tending to clear from a charge of fault or guilt.
Can an acquittal be overturned?
With one exception, in the United States an acquittal cannot be appealed by the prosecution because of constitutional prohibitions against double jeopardy. The U.S. Supreme Court has ruled: If the judgment is upon an acquittal, the defendant, indeed, will not seek to have it reversed, and the government cannot.
What happens when someone is exonerated?
The law guarantees individuals exonerated of federal crimes $50,000 for every year spent in prison and $100,000 for every year spent on death row. From state to state, however, those who are exonerated are not guaranteed the same rights or compensation after a conviction is overturned.
Do you get compensated for wrongful conviction?
People who are wrongly convicted should be compensated for all their losses on the same basis as other injury claims. … The Supreme Court ruled, by the narrowest of margins, that some acquitted in court are entitled to compensation even if they cannot prove their innocence beyond reasonable doubt.
Who was the first person to be exonerated using DNA?
Kirk BloodsworthFirst DNA-Based Death Row Exoneree Kirk Bloodsworth Marks 25 Years of Freedom. In 1993, Kirk Bloodsworth became the first person on death row to be exonerated based on DNA testing.
What are the six most prominent themes behind wrongful convictions?

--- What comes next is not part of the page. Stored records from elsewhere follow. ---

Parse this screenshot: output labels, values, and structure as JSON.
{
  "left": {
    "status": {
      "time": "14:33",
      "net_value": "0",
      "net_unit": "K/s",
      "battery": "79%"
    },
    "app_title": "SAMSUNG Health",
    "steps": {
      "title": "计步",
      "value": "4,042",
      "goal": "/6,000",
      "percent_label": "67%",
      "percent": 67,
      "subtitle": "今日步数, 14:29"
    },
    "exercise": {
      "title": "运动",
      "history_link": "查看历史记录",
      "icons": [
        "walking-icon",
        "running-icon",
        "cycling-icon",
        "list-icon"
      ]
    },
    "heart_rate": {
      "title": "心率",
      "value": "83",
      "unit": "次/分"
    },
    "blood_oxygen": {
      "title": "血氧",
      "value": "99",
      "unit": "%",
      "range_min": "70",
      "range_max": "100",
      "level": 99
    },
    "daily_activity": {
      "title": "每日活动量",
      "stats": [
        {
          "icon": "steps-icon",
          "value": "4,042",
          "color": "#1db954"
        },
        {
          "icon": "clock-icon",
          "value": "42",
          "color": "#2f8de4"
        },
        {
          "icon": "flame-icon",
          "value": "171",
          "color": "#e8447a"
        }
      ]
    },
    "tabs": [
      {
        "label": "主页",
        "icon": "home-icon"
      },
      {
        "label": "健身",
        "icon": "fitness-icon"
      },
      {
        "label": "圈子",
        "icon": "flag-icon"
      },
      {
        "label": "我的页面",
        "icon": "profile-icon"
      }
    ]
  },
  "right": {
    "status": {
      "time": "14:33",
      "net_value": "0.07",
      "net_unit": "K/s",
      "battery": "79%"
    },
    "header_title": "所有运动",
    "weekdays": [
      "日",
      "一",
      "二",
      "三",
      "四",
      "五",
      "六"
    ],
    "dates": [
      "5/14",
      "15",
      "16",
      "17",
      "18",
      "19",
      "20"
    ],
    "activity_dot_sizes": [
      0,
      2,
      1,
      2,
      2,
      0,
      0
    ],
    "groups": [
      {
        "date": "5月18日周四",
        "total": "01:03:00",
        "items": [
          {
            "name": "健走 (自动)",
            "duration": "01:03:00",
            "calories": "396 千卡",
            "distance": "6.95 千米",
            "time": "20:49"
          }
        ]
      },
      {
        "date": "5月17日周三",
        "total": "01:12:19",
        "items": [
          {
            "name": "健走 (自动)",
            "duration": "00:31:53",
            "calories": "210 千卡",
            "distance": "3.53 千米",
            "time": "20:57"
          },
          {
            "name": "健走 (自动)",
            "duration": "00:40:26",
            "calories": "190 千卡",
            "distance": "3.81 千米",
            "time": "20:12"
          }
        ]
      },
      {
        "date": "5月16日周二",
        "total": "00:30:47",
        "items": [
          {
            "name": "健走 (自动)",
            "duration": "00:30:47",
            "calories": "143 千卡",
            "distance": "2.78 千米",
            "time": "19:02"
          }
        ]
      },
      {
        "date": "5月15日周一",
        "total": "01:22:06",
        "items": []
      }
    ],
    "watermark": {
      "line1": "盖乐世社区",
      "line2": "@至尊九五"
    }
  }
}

 The Innocence Project lists six “contributing causes” for wrongful convictions:Eyewitness misidentification.False confessions or admissions.Government misconduct.Inadequate defense.Informants (e.g., jailhouse snitches)Unvalidated or improper forensic science.